→ **Work item**
Every entry must be given again exactly. Include no pictures.

START Records

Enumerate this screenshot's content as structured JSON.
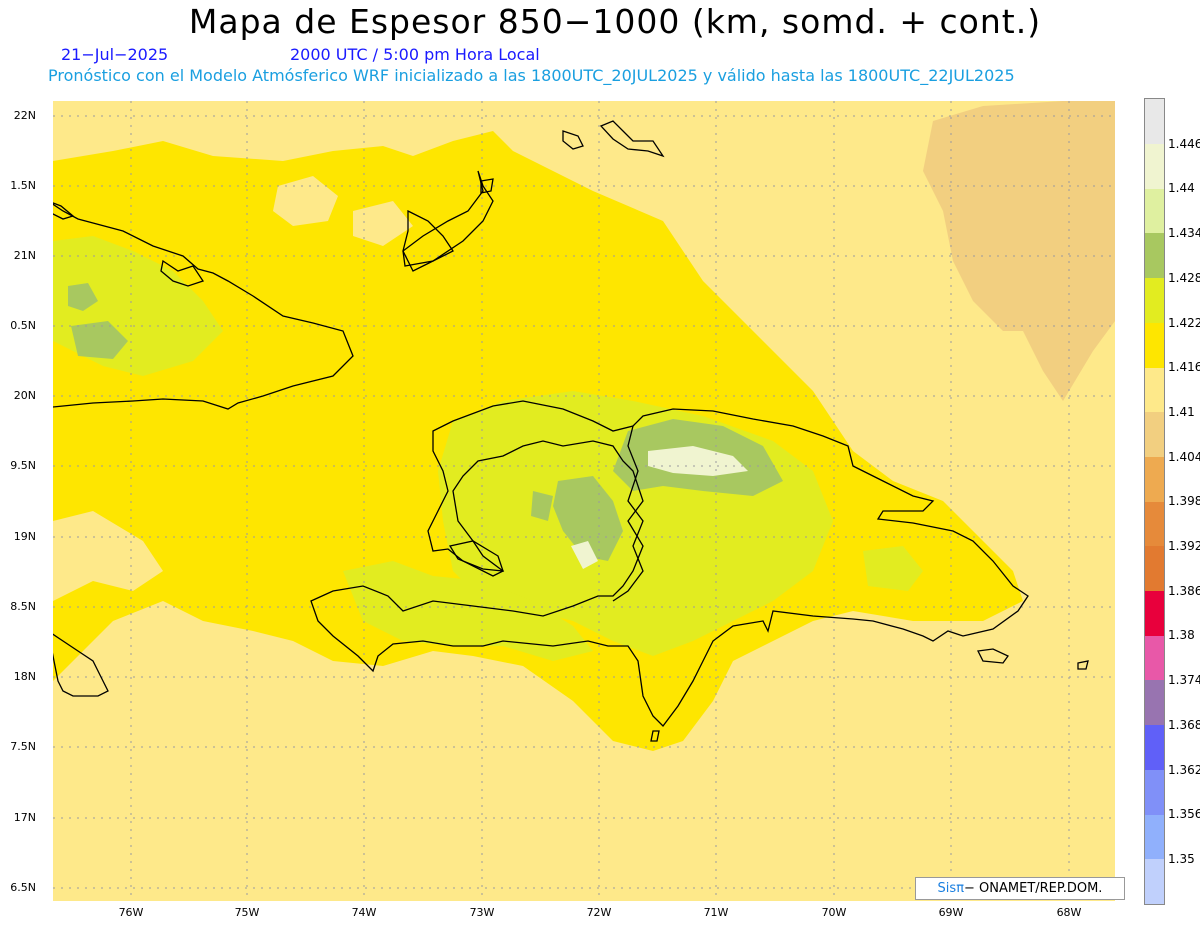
{
  "header": {
    "title": "Mapa de Espesor 850−1000 (km, somd. + cont.)",
    "date": "21−Jul−2025",
    "valid_time": "2000 UTC / 5:00 pm Hora Local",
    "description": "Pronóstico con el Modelo Atmósferico WRF inicializado a las 1800UTC_20JUL2025 y válido hasta las  1800UTC_22JUL2025"
  },
  "axes": {
    "lat_labels": [
      "22N",
      "1.5N",
      "21N",
      "0.5N",
      "20N",
      "9.5N",
      "19N",
      "8.5N",
      "18N",
      "7.5N",
      "17N",
      "6.5N"
    ],
    "lon_labels": [
      "76W",
      "75W",
      "74W",
      "73W",
      "72W",
      "71W",
      "70W",
      "69W",
      "68W"
    ]
  },
  "colorbar": {
    "levels": [
      "1.446",
      "1.44",
      "1.434",
      "1.428",
      "1.422",
      "1.416",
      "1.41",
      "1.404",
      "1.398",
      "1.392",
      "1.386",
      "1.38",
      "1.374",
      "1.368",
      "1.362",
      "1.356",
      "1.35"
    ],
    "colors": [
      "#e8e8e8",
      "#f0f4d0",
      "#dff0a0",
      "#a8c860",
      "#e2ec20",
      "#fee600",
      "#fee98a",
      "#f2cf80",
      "#eeaa50",
      "#e68a3a",
      "#e27a30",
      "#e8003c",
      "#e858a8",
      "#9874b0",
      "#6060f8",
      "#8090f8",
      "#90b0fc",
      "#c0d0fc"
    ]
  },
  "credit": {
    "brand": "Sis",
    "pi": "π",
    "text": "− ONAMET/REP.DOM."
  }
}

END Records

→ **Task answer**
Enumerate this screenshot's content as structured JSON.
{
  "header": {
    "title": "Mapa de Espesor 850−1000 (km, somd. + cont.)",
    "date": "21−Jul−2025",
    "valid_time": "2000 UTC / 5:00 pm Hora Local",
    "description": "Pronóstico con el Modelo Atmósferico WRF inicializado a las 1800UTC_20JUL2025 y válido hasta las  1800UTC_22JUL2025"
  },
  "axes": {
    "lat_labels": [
      "22N",
      "1.5N",
      "21N",
      "0.5N",
      "20N",
      "9.5N",
      "19N",
      "8.5N",
      "18N",
      "7.5N",
      "17N",
      "6.5N"
    ],
    "lon_labels": [
      "76W",
      "75W",
      "74W",
      "73W",
      "72W",
      "71W",
      "70W",
      "69W",
      "68W"
    ]
  },
  "colorbar": {
    "levels": [
      "1.446",
      "1.44",
      "1.434",
      "1.428",
      "1.422",
      "1.416",
      "1.41",
      "1.404",
      "1.398",
      "1.392",
      "1.386",
      "1.38",
      "1.374",
      "1.368",
      "1.362",
      "1.356",
      "1.35"
    ],
    "colors": [
      "#e8e8e8",
      "#f0f4d0",
      "#dff0a0",
      "#a8c860",
      "#e2ec20",
      "#fee600",
      "#fee98a",
      "#f2cf80",
      "#eeaa50",
      "#e68a3a",
      "#e27a30",
      "#e8003c",
      "#e858a8",
      "#9874b0",
      "#6060f8",
      "#8090f8",
      "#90b0fc",
      "#c0d0fc"
    ]
  },
  "credit": {
    "brand": "Sis",
    "pi": "π",
    "text": "− ONAMET/REP.DOM."
  }
}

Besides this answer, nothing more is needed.